When a line of the entries contains "badge", please list that line.

====

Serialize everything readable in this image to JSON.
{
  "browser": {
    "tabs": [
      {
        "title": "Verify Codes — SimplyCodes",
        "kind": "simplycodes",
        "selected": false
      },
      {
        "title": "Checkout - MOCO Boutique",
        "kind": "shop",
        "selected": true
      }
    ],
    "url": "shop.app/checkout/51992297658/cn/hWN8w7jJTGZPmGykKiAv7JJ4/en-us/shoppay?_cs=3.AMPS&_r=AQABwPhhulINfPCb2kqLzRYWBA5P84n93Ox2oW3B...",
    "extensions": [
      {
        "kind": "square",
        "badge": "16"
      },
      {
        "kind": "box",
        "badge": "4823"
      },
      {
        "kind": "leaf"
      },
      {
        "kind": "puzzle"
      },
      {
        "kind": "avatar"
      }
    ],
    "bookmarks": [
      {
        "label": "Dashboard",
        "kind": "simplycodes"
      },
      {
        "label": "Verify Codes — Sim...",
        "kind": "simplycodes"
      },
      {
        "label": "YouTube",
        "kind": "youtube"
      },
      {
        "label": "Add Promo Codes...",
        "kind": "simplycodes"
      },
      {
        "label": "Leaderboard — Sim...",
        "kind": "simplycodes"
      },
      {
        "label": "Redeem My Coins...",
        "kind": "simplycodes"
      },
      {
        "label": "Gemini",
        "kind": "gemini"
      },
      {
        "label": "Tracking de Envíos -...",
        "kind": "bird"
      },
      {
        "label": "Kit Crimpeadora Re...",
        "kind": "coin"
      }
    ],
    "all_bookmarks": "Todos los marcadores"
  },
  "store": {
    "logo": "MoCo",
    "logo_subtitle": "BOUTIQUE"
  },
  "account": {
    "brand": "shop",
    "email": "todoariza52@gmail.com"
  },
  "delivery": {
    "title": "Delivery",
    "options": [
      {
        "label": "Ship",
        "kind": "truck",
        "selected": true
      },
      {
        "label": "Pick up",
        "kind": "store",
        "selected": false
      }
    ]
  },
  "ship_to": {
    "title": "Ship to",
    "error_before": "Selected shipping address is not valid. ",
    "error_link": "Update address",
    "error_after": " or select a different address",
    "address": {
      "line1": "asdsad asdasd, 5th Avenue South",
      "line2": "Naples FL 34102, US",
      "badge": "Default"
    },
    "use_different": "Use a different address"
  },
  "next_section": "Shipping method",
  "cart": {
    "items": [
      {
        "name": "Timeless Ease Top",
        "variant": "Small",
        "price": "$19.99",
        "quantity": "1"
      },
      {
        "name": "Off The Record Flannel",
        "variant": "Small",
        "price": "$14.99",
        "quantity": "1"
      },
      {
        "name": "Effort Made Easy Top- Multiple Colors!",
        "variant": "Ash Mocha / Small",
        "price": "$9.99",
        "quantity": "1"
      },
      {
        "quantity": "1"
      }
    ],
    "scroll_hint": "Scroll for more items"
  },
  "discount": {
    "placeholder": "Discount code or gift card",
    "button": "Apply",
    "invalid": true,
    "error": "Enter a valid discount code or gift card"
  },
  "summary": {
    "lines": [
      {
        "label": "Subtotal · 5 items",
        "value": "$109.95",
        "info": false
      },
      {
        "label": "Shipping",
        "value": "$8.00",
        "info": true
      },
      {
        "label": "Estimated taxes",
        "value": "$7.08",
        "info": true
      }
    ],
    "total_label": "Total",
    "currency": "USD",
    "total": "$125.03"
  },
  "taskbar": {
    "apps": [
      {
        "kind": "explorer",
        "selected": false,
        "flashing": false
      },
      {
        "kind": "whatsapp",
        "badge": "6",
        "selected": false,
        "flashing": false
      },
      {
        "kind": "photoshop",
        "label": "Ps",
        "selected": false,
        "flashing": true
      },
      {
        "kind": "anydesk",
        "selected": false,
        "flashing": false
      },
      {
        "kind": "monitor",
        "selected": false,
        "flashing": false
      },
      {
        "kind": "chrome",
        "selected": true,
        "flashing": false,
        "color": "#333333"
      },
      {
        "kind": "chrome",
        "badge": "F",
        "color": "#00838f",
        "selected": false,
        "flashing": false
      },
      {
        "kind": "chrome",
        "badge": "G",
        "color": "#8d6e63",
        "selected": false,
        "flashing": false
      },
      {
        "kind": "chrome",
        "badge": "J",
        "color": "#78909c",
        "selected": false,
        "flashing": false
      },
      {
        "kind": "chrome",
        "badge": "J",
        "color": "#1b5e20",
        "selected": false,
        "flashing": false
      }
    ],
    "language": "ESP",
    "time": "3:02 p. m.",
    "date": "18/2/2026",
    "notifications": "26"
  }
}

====

• **Output for this task**:
        "badge": "16"
        "badge": "4823"
      "badge": "Default"
        "badge": "6",
        "badge": "F",
        "badge": "G",
        "badge": "J",
        "badge": "J",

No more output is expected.